■ **Your objective**: Exactly the lines from the one with "Convert this screenshot" to the end of the data below should be set down, and no others.

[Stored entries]

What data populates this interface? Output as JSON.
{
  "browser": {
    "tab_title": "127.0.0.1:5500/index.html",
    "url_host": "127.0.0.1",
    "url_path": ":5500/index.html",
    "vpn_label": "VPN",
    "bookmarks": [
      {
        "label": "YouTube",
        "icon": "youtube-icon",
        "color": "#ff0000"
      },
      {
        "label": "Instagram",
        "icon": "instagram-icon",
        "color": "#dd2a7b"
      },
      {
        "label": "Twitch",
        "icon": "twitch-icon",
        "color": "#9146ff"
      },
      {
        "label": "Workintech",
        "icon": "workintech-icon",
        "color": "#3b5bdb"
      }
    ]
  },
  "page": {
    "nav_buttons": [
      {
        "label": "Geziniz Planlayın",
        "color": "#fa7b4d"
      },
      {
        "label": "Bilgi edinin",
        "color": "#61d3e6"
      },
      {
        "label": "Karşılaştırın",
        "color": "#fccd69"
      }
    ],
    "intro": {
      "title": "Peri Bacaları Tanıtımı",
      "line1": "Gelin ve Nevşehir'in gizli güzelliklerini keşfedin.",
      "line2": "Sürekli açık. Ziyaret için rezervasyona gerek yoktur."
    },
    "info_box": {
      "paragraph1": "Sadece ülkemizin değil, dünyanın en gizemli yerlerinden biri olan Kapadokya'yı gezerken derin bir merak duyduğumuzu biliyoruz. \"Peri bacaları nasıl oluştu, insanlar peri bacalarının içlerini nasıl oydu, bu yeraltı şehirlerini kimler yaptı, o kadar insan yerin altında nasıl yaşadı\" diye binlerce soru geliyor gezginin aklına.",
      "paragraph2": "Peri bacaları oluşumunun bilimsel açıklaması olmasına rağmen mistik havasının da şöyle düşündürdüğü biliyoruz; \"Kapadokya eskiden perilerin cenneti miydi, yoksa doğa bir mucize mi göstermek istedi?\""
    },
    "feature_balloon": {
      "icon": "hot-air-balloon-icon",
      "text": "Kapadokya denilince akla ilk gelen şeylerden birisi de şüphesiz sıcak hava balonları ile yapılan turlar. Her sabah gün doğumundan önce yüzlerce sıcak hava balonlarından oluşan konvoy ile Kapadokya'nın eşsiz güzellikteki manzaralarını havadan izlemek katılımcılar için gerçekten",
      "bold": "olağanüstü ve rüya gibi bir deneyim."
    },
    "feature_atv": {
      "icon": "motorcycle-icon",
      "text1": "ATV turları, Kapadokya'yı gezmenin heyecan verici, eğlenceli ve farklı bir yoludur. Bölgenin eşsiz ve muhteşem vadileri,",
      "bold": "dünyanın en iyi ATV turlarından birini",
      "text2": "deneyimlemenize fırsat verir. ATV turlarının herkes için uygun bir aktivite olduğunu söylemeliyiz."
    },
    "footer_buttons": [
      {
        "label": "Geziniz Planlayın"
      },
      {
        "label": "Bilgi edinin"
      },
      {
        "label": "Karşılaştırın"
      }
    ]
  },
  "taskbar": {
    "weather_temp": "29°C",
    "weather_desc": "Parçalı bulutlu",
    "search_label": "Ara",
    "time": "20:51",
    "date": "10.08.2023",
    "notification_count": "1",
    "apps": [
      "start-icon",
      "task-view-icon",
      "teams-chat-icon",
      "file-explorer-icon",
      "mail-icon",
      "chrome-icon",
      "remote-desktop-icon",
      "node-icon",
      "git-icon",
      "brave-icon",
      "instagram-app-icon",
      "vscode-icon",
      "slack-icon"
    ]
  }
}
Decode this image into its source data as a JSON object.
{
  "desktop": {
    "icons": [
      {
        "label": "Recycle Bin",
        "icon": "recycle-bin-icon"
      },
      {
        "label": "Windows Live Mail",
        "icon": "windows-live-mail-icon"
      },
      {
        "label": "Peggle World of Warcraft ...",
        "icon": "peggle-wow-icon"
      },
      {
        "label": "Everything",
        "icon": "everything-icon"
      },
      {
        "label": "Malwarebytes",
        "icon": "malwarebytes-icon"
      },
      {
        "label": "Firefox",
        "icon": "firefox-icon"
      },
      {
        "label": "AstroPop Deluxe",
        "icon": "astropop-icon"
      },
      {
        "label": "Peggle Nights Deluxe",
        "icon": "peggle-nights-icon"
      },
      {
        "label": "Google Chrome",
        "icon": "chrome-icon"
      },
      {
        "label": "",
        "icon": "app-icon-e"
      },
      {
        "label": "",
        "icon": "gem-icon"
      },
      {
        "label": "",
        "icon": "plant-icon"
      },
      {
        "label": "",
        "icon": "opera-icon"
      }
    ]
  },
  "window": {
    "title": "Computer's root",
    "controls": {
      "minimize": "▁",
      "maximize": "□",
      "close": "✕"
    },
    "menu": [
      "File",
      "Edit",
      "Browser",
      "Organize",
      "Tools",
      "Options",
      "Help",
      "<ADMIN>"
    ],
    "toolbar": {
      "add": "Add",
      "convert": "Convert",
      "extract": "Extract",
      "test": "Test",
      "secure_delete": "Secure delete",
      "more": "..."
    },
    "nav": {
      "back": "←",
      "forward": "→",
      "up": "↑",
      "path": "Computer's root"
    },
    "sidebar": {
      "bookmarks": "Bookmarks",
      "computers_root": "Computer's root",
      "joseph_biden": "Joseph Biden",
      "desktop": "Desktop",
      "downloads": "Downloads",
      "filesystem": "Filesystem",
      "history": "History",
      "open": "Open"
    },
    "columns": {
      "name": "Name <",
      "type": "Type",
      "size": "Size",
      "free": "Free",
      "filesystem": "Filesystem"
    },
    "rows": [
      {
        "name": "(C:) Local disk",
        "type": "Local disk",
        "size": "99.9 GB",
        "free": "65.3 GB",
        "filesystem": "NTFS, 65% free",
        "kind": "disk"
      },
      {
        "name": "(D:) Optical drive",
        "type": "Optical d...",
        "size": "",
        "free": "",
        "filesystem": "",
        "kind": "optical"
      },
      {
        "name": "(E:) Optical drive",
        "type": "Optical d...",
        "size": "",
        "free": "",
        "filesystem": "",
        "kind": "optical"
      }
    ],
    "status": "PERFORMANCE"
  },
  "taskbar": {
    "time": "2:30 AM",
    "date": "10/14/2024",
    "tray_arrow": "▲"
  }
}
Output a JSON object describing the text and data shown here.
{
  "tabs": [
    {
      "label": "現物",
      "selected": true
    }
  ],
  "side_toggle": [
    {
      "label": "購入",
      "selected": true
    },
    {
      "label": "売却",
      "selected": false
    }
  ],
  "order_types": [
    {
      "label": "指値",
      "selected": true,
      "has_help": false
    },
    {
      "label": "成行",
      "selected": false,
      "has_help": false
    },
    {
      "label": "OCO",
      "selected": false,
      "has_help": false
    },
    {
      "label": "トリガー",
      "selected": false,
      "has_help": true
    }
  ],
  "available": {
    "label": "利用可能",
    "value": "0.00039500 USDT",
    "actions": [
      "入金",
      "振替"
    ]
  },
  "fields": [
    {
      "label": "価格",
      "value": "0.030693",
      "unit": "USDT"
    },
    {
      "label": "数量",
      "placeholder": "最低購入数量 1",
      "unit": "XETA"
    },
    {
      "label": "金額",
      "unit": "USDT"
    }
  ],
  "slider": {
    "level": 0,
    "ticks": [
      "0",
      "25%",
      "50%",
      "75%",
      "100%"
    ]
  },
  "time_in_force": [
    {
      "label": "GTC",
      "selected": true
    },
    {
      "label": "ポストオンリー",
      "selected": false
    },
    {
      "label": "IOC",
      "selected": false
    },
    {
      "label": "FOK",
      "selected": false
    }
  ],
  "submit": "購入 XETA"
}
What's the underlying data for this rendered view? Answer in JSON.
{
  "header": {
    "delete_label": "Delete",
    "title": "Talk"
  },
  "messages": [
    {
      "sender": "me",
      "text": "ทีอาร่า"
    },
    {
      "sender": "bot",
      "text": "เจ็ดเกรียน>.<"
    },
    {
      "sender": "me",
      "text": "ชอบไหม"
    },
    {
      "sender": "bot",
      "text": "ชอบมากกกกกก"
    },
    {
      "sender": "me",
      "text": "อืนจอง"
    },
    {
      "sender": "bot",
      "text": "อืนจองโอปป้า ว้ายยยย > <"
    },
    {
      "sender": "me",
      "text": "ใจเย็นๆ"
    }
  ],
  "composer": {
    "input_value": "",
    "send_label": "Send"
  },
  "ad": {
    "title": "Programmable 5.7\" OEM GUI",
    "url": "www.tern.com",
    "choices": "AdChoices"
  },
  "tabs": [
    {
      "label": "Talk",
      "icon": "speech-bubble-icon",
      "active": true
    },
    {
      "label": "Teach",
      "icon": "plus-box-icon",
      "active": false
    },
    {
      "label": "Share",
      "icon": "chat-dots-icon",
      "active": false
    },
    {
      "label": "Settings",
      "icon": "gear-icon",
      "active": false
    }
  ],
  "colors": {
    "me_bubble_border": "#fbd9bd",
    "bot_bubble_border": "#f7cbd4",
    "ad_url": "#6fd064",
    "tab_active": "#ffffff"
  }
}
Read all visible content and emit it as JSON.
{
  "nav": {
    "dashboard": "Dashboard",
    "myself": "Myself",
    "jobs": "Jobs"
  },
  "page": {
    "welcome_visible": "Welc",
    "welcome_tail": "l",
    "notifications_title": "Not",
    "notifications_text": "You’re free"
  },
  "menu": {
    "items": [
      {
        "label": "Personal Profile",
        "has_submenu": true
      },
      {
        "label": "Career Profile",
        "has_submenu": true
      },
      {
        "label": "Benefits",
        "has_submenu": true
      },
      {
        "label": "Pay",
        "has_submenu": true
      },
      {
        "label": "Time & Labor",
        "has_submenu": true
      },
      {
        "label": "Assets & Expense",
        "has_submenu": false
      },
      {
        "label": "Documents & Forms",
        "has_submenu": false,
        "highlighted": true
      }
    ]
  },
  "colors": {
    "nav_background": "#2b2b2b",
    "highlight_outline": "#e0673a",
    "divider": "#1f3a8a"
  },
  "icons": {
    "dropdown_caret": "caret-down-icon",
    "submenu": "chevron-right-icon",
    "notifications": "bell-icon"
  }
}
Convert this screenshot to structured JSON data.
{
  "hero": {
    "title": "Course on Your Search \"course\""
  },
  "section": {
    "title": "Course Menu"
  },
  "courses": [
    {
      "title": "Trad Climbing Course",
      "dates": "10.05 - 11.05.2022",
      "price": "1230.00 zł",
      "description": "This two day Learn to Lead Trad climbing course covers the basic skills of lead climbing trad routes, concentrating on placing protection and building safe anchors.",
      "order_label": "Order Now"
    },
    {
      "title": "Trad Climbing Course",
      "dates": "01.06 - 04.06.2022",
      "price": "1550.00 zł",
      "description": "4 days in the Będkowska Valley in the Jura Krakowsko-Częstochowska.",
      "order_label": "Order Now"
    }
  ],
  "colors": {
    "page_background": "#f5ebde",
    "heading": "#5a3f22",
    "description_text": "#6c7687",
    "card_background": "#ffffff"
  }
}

■ **Result**:
Convert this screenshot to structured JSON data.
{
  "hero": {
    "title": "Course on Your Search \"course\""
  },
  "section": {
    "title": "Course Menu"
  },
  "courses": [
    {
      "title": "Trad Climbing Course",
      "dates": "10.05 - 11.05.2022",
      "price": "1230.00 zł",
      "description": "This two day Learn to Lead Trad climbing course covers the basic skills of lead climbing trad routes, concentrating on placing protection and building safe anchors.",
      "order_label": "Order Now"
    },
    {
      "title": "Trad Climbing Course",
      "dates": "01.06 - 04.06.2022",
      "price": "1550.00 zł",
      "description": "4 days in the Będkowska Valley in the Jura Krakowsko-Częstochowska.",
      "order_label": "Order Now"
    }
  ],
  "colors": {
    "page_background": "#f5ebde",
    "heading": "#5a3f22",
    "description_text": "#6c7687",
    "card_background": "#ffffff"
  }
}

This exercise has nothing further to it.